(Source information)
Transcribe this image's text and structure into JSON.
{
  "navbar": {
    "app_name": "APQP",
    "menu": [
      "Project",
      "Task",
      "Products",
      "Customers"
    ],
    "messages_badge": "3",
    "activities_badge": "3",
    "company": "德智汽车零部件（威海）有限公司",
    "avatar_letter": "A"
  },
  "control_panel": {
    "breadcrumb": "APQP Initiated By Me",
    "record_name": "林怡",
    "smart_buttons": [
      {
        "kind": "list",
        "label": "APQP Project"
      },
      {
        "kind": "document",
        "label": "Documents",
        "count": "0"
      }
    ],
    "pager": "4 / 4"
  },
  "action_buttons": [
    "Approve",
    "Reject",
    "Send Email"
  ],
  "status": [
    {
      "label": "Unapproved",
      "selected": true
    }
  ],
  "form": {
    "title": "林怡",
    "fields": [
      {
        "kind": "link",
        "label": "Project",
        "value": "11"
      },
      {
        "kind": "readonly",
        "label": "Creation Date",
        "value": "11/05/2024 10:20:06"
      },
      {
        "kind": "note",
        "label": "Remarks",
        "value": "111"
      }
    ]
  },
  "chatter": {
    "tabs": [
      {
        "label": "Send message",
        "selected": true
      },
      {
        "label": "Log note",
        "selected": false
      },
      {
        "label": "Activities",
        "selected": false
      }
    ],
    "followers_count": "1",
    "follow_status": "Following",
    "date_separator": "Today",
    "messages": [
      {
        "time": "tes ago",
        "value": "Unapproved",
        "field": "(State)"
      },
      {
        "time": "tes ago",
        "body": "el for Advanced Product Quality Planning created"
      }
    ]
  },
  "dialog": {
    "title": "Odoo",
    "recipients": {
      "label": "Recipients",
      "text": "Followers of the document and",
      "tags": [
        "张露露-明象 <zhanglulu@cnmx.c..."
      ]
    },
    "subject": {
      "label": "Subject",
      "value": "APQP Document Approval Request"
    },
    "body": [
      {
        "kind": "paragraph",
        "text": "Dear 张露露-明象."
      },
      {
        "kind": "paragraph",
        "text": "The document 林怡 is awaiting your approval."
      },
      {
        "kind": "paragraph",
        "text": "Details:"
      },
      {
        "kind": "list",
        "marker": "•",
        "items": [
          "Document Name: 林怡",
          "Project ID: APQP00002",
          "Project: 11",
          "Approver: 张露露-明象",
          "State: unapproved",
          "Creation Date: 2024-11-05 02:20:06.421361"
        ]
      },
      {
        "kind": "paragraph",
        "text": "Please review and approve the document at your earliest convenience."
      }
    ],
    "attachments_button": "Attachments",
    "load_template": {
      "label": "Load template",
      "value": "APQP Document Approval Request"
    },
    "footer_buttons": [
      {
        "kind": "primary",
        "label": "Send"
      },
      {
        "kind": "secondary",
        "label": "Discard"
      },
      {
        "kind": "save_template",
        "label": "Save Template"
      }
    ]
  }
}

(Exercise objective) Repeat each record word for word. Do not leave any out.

(Exercise response)
Transcribe this image's text and structure into JSON.
{
  "navbar": {
    "app_name": "APQP",
    "menu": [
      "Project",
      "Task",
      "Products",
      "Customers"
    ],
    "messages_badge": "3",
    "activities_badge": "3",
    "company": "德智汽车零部件（威海）有限公司",
    "avatar_letter": "A"
  },
  "control_panel": {
    "breadcrumb": "APQP Initiated By Me",
    "record_name": "林怡",
    "smart_buttons": [
      {
        "kind": "list",
        "label": "APQP Project"
      },
      {
        "kind": "document",
        "label": "Documents",
        "count": "0"
      }
    ],
    "pager": "4 / 4"
  },
  "action_buttons": [
    "Approve",
    "Reject",
    "Send Email"
  ],
  "status": [
    {
      "label": "Unapproved",
      "selected": true
    }
  ],
  "form": {
    "title": "林怡",
    "fields": [
      {
        "kind": "link",
        "label": "Project",
        "value": "11"
      },
      {
        "kind": "readonly",
        "label": "Creation Date",
        "value": "11/05/2024 10:20:06"
      },
      {
        "kind": "note",
        "label": "Remarks",
        "value": "111"
      }
    ]
  },
  "chatter": {
    "tabs": [
      {
        "label": "Send message",
        "selected": true
      },
      {
        "label": "Log note",
        "selected": false
      },
      {
        "label": "Activities",
        "selected": false
      }
    ],
    "followers_count": "1",
    "follow_status": "Following",
    "date_separator": "Today",
    "messages": [
      {
        "time": "tes ago",
        "value": "Unapproved",
        "field": "(State)"
      },
      {
        "time": "tes ago",
        "body": "el for Advanced Product Quality Planning created"
      }
    ]
  },
  "dialog": {
    "title": "Odoo",
    "recipients": {
      "label": "Recipients",
      "text": "Followers of the document and",
      "tags": [
        "张露露-明象 <zhanglulu@cnmx.c..."
      ]
    },
    "subject": {
      "label": "Subject",
      "value": "APQP Document Approval Request"
    },
    "body": [
      {
        "kind": "paragraph",
        "text": "Dear 张露露-明象."
      },
      {
        "kind": "paragraph",
        "text": "The document 林怡 is awaiting your approval."
      },
      {
        "kind": "paragraph",
        "text": "Details:"
      },
      {
        "kind": "list",
        "marker": "•",
        "items": [
          "Document Name: 林怡",
          "Project ID: APQP00002",
          "Project: 11",
          "Approver: 张露露-明象",
          "State: unapproved",
          "Creation Date: 2024-11-05 02:20:06.421361"
        ]
      },
      {
        "kind": "paragraph",
        "text": "Please review and approve the document at your earliest convenience."
      }
    ],
    "attachments_button": "Attachments",
    "load_template": {
      "label": "Load template",
      "value": "APQP Document Approval Request"
    },
    "footer_buttons": [
      {
        "kind": "primary",
        "label": "Send"
      },
      {
        "kind": "secondary",
        "label": "Discard"
      },
      {
        "kind": "save_template",
        "label": "Save Template"
      }
    ]
  }
}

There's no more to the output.